4.  The removal of campaign contribution limits.  With Citizen’s United and today’s McCutcheon decision, the Supreme Court has vested power in the filthiest rich at the expense of the rest of us.  You have to be daft to deny that money is power, and what these decisions do is to create the two great fictions that “corporations are people” and “money is speech.”  This means those in power now have even more means to keep themselves in power, by being able to spend unlimited, uncontrolled, and unregulated money in politics.

Because, according to the Supreme Court, if you bribe a politician quietly behind the scenes, it’s a crime.  But if you do it as a campaign contribution anonymously, it’s protected speech.

I’m sure I’ll have more to say on this latest nail in democracy’s coffin but for now I am just too angry to think.

Supreme Court ready to once again side with corporations over people

Based on the arguments presented at the Supreme Court today in the Hobby Lobby case, the conservative members of the Supreme Court once more appear ready to hold that corporations have more rights than people.  This is not a surprise to anyone who follows the court.

New U.S. Supreme Court Poses For "Class Photo"

It seems that corporations are people, and a corporation can have a religion.  What’s more, their religion is more powerful than your religion, and if you work for them, they can force their religious views on you.

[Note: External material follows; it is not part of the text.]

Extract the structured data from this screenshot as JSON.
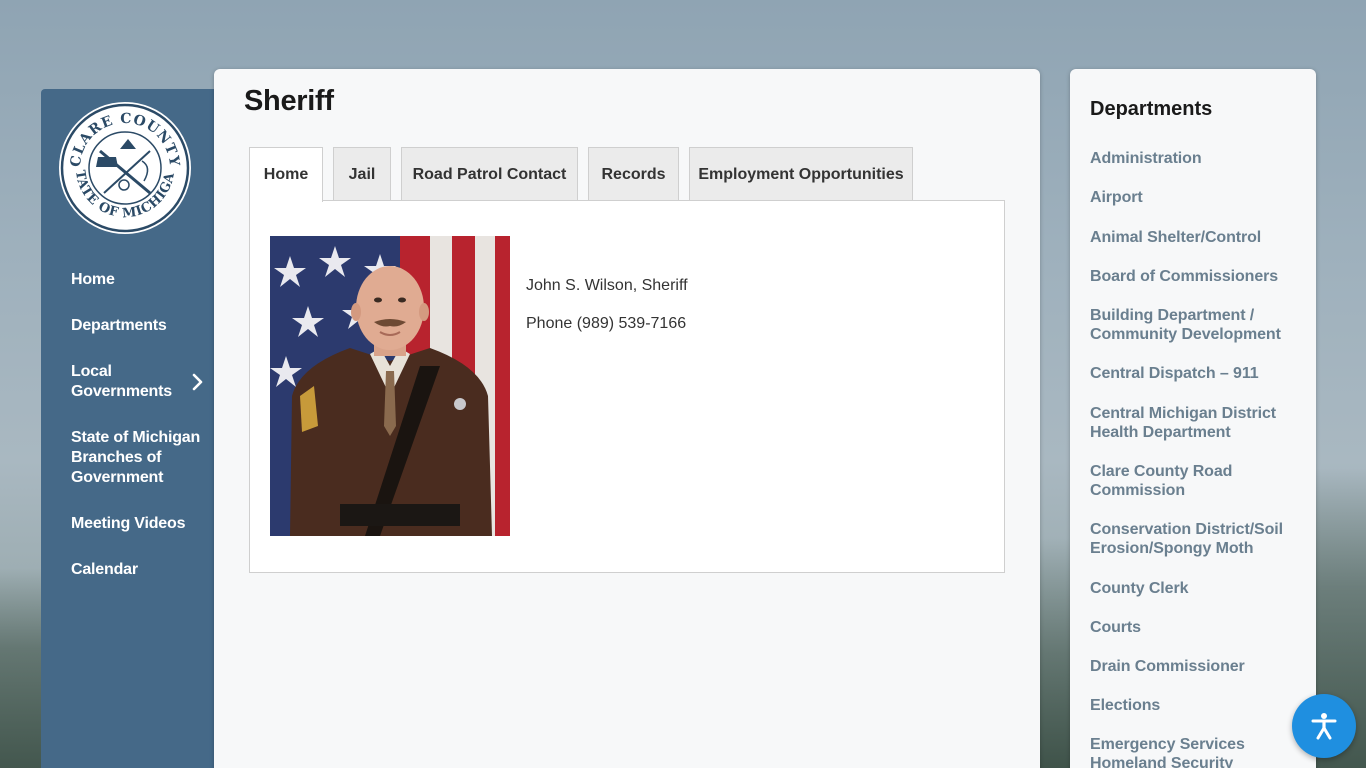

Where is this in the Constitution?  Ha ha!  Didn’t you read the word “corporation”?  That’s all you need to know to determine how Scalia and his pals will vote.

The more liberal members of the Court (the three women especially) questioned how you could determine a corporation’s religion.  “How does a corporation exercise religion?” Sotomayor asked.  A poll of shareholders?  What about shareholders that do not share the same religion as the CEO?

Opponents rightfully pointed out that this could lead to corporations deciding that they could use their religion to justify firing all gays, prohibiting women from working, and otherwise taking away our basic rights.

This has the possibility of rising to the level of “terrible decisions” reached only previously by the Citizen’s United decision which found two fictions to be law:  that not only are corporations people, but  money is speech — therefore corporations have the right to speech much greater than those of us poor individuals.

Well, it will be the most terrible decision until the Supreme Court tops it with the follow-up case later this year that holds that individual limitations on campaign contributions are also invalid … at which time it may just be easier to allow the billionaires to vote for us.